How Blockchain Can Restore Trust in Trade (by Wolfgang Lehmacher)

This Blockchain concept is intriguing because it reminds me of the principles behind 10+2 Initiative with US Customs and Border Protection.

Wolfgan Lehmacher has written a compelling article for the World Economic Forum which can be accessed here:

I'll be honest. I'm intrigued but I'm still not entirely clear on how this can be used to enhance supply chain visibility for Customs and border processing.  It's also not entirely clear yet how the trading community wants to implement this and how a Customs and Other Government Agencies will want to influence (if they should at all?).  
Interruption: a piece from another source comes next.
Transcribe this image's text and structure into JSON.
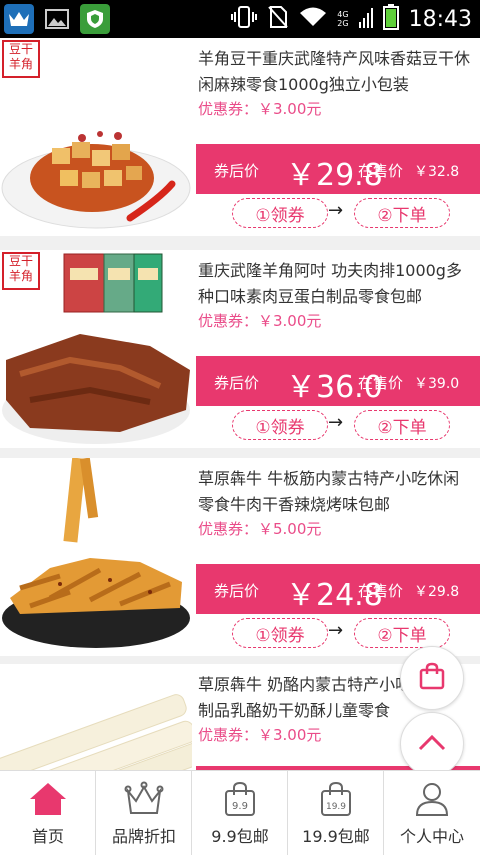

A few years ago we worked on the Advance Trade Data Initiative for US CBP.  This morphed into the 10+2 initiative and we now see those efforts promoted in the WCO Safe Framework of Standards.  No other country that I know of has tried to implement those standards short of Canada bringing on an ability to receive a Bayplan/Stowplan as part of their reporting requirements for the trade.  But here's what was interesting about 10+2:  It was the first time a customs administration began to operate seemlessly in the supply chain by using the same data that was being used by the trading partners "as is" and "where is" in their day to day business.  That's very different from regulating a declaration from an Importer and cargo data from a carrier at prescribed timelines. 

The benefit here is you obtain the data at the moment it is created, which can be well in advance of your reporting timelines and regulations.  If Customs in any country seeks to push the border out and virtualize the border with a common operating picture then these are the principles that should be seriously considered.  That also tells me to pay attention to the blockchain concept.  

It's many years away, but the trading community needs to think about how a Customs clearance or release interacts with the blockchain.  Give them enhanced supply chain visibility, and access to the data "as and when" it is created.  As long as improved controls and an ability to interdict serious threatscan be demonstrated, you can then promote a reduction or removal of legacy reporting requirements.  Legacy reporting requirements and certain RKC annexes could actually prove to become obsolete.  The World Customs Organization and the World Trade Organization have an opportunity now to help shape what this becomes but it seems like this isn't even on their radar.